Rabia (a novel)
Once it was called the Kumaiti Chowk but now it had been renamed, Madni Chowk in the much more delicate way, after a famous cleric of India, Hussain Ahmad Madni, who had fought against the British during the freedom struggle. It was a famous square of the village where many roads met and diversified. It used to connect them with the rests of the world, easily. In the past, it looked deserted and forlorn, but now, it was buzzing all the time with many types of business activities. Many shops had been opened and even at some distance, there was a small petrol pump, though it did not sell petrol but diesel.

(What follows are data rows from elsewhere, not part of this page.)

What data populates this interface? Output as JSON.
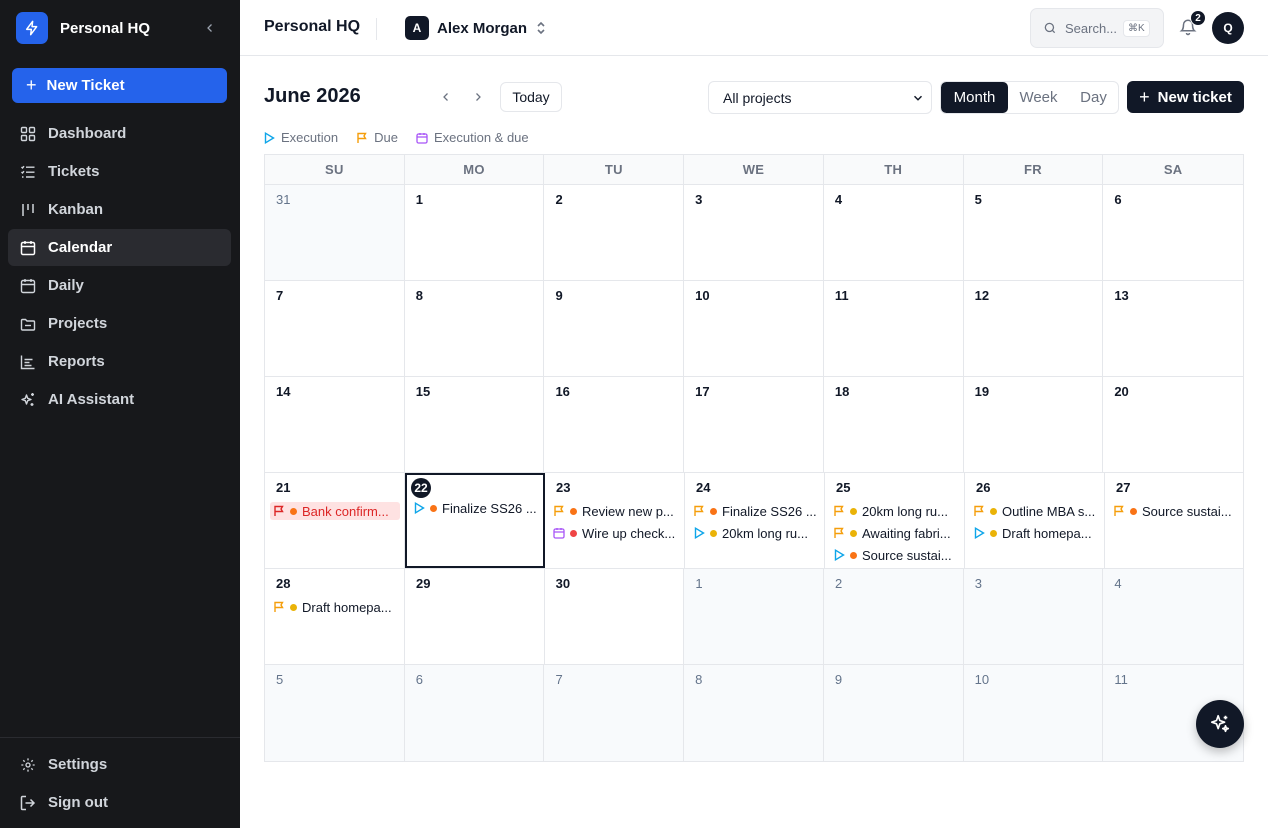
{
  "sidebar": {
    "brand": "Personal HQ",
    "new_ticket": "New Ticket",
    "items": [
      {
        "label": "Dashboard",
        "icon": "dashboard-icon"
      },
      {
        "label": "Tickets",
        "icon": "list-icon"
      },
      {
        "label": "Kanban",
        "icon": "kanban-icon"
      },
      {
        "label": "Calendar",
        "icon": "calendar-icon",
        "active": true
      },
      {
        "label": "Daily",
        "icon": "calendar-day-icon"
      },
      {
        "label": "Projects",
        "icon": "folder-icon"
      },
      {
        "label": "Reports",
        "icon": "chart-icon"
      },
      {
        "label": "AI Assistant",
        "icon": "sparkles-icon"
      }
    ],
    "bottom": [
      {
        "label": "Settings",
        "icon": "gear-icon"
      },
      {
        "label": "Sign out",
        "icon": "sign-out-icon"
      }
    ]
  },
  "header": {
    "title": "Personal HQ",
    "workspace_initial": "A",
    "workspace_name": "Alex Morgan",
    "search_placeholder": "Search...",
    "search_shortcut": "⌘K",
    "notification_count": "2",
    "user_initial": "Q"
  },
  "toolbar": {
    "month_title": "June 2026",
    "today": "Today",
    "project_filter": "All projects",
    "views": [
      "Month",
      "Week",
      "Day"
    ],
    "active_view": "Month",
    "new_ticket": "New ticket"
  },
  "legend": {
    "execution": "Execution",
    "due": "Due",
    "execution_due": "Execution & due"
  },
  "colors": {
    "accent": "#2563eb",
    "dark": "#111827",
    "execution": "#0ea5e9",
    "due": "#f59e0b",
    "execution_due": "#a855f7",
    "priority_high": "#f97316",
    "priority_medium": "#eab308",
    "priority_urgent": "#ef4444",
    "overdue_bg": "#fee2e2"
  },
  "calendar": {
    "days_of_week": [
      "SU",
      "MO",
      "TU",
      "WE",
      "TH",
      "FR",
      "SA"
    ],
    "weeks": [
      [
        {
          "day": "31",
          "other": true,
          "events": []
        },
        {
          "day": "1",
          "events": []
        },
        {
          "day": "2",
          "events": []
        },
        {
          "day": "3",
          "events": []
        },
        {
          "day": "4",
          "events": []
        },
        {
          "day": "5",
          "events": []
        },
        {
          "day": "6",
          "events": []
        }
      ],
      [
        {
          "day": "7",
          "events": []
        },
        {
          "day": "8",
          "events": []
        },
        {
          "day": "9",
          "events": []
        },
        {
          "day": "10",
          "events": []
        },
        {
          "day": "11",
          "events": []
        },
        {
          "day": "12",
          "events": []
        },
        {
          "day": "13",
          "events": []
        }
      ],
      [
        {
          "day": "14",
          "events": []
        },
        {
          "day": "15",
          "events": []
        },
        {
          "day": "16",
          "events": []
        },
        {
          "day": "17",
          "events": []
        },
        {
          "day": "18",
          "events": []
        },
        {
          "day": "19",
          "events": []
        },
        {
          "day": "20",
          "events": []
        }
      ],
      [
        {
          "day": "21",
          "events": [
            {
              "kind": "due",
              "priority": "high",
              "title": "Bank confirm...",
              "overdue": true
            }
          ]
        },
        {
          "day": "22",
          "today": true,
          "events": [
            {
              "kind": "execution",
              "priority": "high",
              "title": "Finalize SS26 ..."
            }
          ]
        },
        {
          "day": "23",
          "events": [
            {
              "kind": "due",
              "priority": "high",
              "title": "Review new p..."
            },
            {
              "kind": "execution_due",
              "priority": "urgent",
              "title": "Wire up check..."
            }
          ]
        },
        {
          "day": "24",
          "events": [
            {
              "kind": "due",
              "priority": "high",
              "title": "Finalize SS26 ..."
            },
            {
              "kind": "execution",
              "priority": "medium",
              "title": "20km long ru..."
            }
          ]
        },
        {
          "day": "25",
          "events": [
            {
              "kind": "due",
              "priority": "medium",
              "title": "20km long ru..."
            },
            {
              "kind": "due",
              "priority": "medium",
              "title": "Awaiting fabri..."
            },
            {
              "kind": "execution",
              "priority": "high",
              "title": "Source sustai..."
            }
          ]
        },
        {
          "day": "26",
          "events": [
            {
              "kind": "due",
              "priority": "medium",
              "title": "Outline MBA s..."
            },
            {
              "kind": "execution",
              "priority": "medium",
              "title": "Draft homepa..."
            }
          ]
        },
        {
          "day": "27",
          "events": [
            {
              "kind": "due",
              "priority": "high",
              "title": "Source sustai..."
            }
          ]
        }
      ],
      [
        {
          "day": "28",
          "events": [
            {
              "kind": "due",
              "priority": "medium",
              "title": "Draft homepa..."
            }
          ]
        },
        {
          "day": "29",
          "events": []
        },
        {
          "day": "30",
          "events": []
        },
        {
          "day": "1",
          "other": true,
          "events": []
        },
        {
          "day": "2",
          "other": true,
          "events": []
        },
        {
          "day": "3",
          "other": true,
          "events": []
        },
        {
          "day": "4",
          "other": true,
          "events": []
        }
      ],
      [
        {
          "day": "5",
          "other": true,
          "events": []
        },
        {
          "day": "6",
          "other": true,
          "events": []
        },
        {
          "day": "7",
          "other": true,
          "events": []
        },
        {
          "day": "8",
          "other": true,
          "events": []
        },
        {
          "day": "9",
          "other": true,
          "events": []
        },
        {
          "day": "10",
          "other": true,
          "events": []
        },
        {
          "day": "11",
          "other": true,
          "events": []
        }
      ]
    ]
  }
}
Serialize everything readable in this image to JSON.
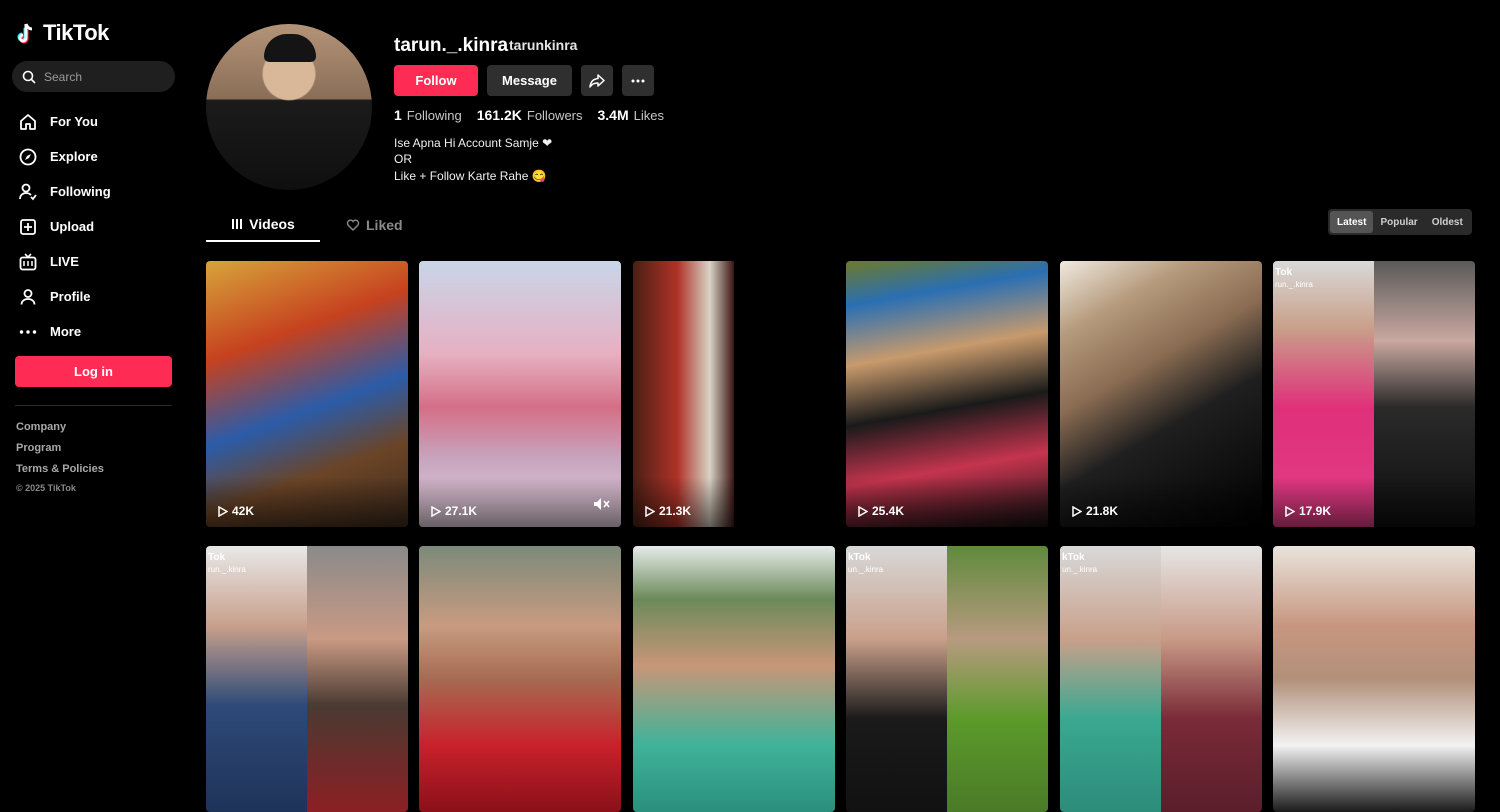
{
  "app": {
    "name": "TikTok"
  },
  "search": {
    "placeholder": "Search"
  },
  "nav": [
    {
      "label": "For You",
      "icon": "home-icon"
    },
    {
      "label": "Explore",
      "icon": "compass-icon"
    },
    {
      "label": "Following",
      "icon": "following-icon"
    },
    {
      "label": "Upload",
      "icon": "upload-icon"
    },
    {
      "label": "LIVE",
      "icon": "live-icon"
    },
    {
      "label": "Profile",
      "icon": "profile-icon"
    },
    {
      "label": "More",
      "icon": "more-icon"
    }
  ],
  "login_label": "Log in",
  "footer": {
    "links": [
      "Company",
      "Program",
      "Terms & Policies"
    ],
    "copyright": "© 2025 TikTok"
  },
  "profile": {
    "username": "tarun._.kinra",
    "nickname": "tarunkinra",
    "follow_label": "Follow",
    "message_label": "Message",
    "stats": [
      {
        "value": "1",
        "label": "Following"
      },
      {
        "value": "161.2K",
        "label": "Followers"
      },
      {
        "value": "3.4M",
        "label": "Likes"
      }
    ],
    "bio": [
      "Ise Apna Hi Account Samje ❤",
      "OR",
      "Like + Follow Karte Rahe 😋"
    ]
  },
  "tabs": {
    "videos": "Videos",
    "liked": "Liked"
  },
  "sort": {
    "options": [
      "Latest",
      "Popular",
      "Oldest"
    ],
    "selected": "Latest"
  },
  "videos": [
    {
      "views": "42K"
    },
    {
      "views": "27.1K",
      "muted": true
    },
    {
      "views": "21.3K"
    },
    {
      "views": "25.4K"
    },
    {
      "views": "21.8K"
    },
    {
      "views": "17.9K",
      "watermark": "Tok",
      "watermark_user": "run._.kinra"
    },
    {
      "views": "",
      "watermark": "Tok",
      "watermark_user": "run._.kinra"
    },
    {
      "views": ""
    },
    {
      "views": ""
    },
    {
      "views": "",
      "watermark": "kTok",
      "watermark_user": "un._.kinra"
    },
    {
      "views": "",
      "watermark": "kTok",
      "watermark_user": "un._.kinra"
    },
    {
      "views": ""
    }
  ],
  "colors": {
    "accent": "#fe2c55",
    "background": "#000000",
    "surface": "#2f2f2f"
  }
}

Nearby the Chowk, a new Basti had come up very recently. It was called the Mohalla of Chamars, the people of the scheduled caste community. They had migrated from the village here after selling their lands and plots on which their small huts were once situated. It was a big village and as the population grew and the prices of the land increased sky-high, they decided to move to reap the benefits. Another important reason behind their opted migration was that there they used to live on smaller plots earlier but now out of the village, they could live much freer on bigger plots. Here, they could enjoy their full freedom which was rare and scant in the village. They would drink freely and play music and dance. In their small community group, there was a musical Band, which was very popular, known as Mohit Band and had employed many youths.
They would cater mostly to the needs of their own Hindu brethrens because, among Muslims, their demand was none to anything. They would never be called by them to play the music on any occasions, save during some processions of the Taziaz during the holy month of Moharram. But now, this age-old tradition was decaying and dying and had ceased to enforce any type of charm and emotions among the villagers. They had become...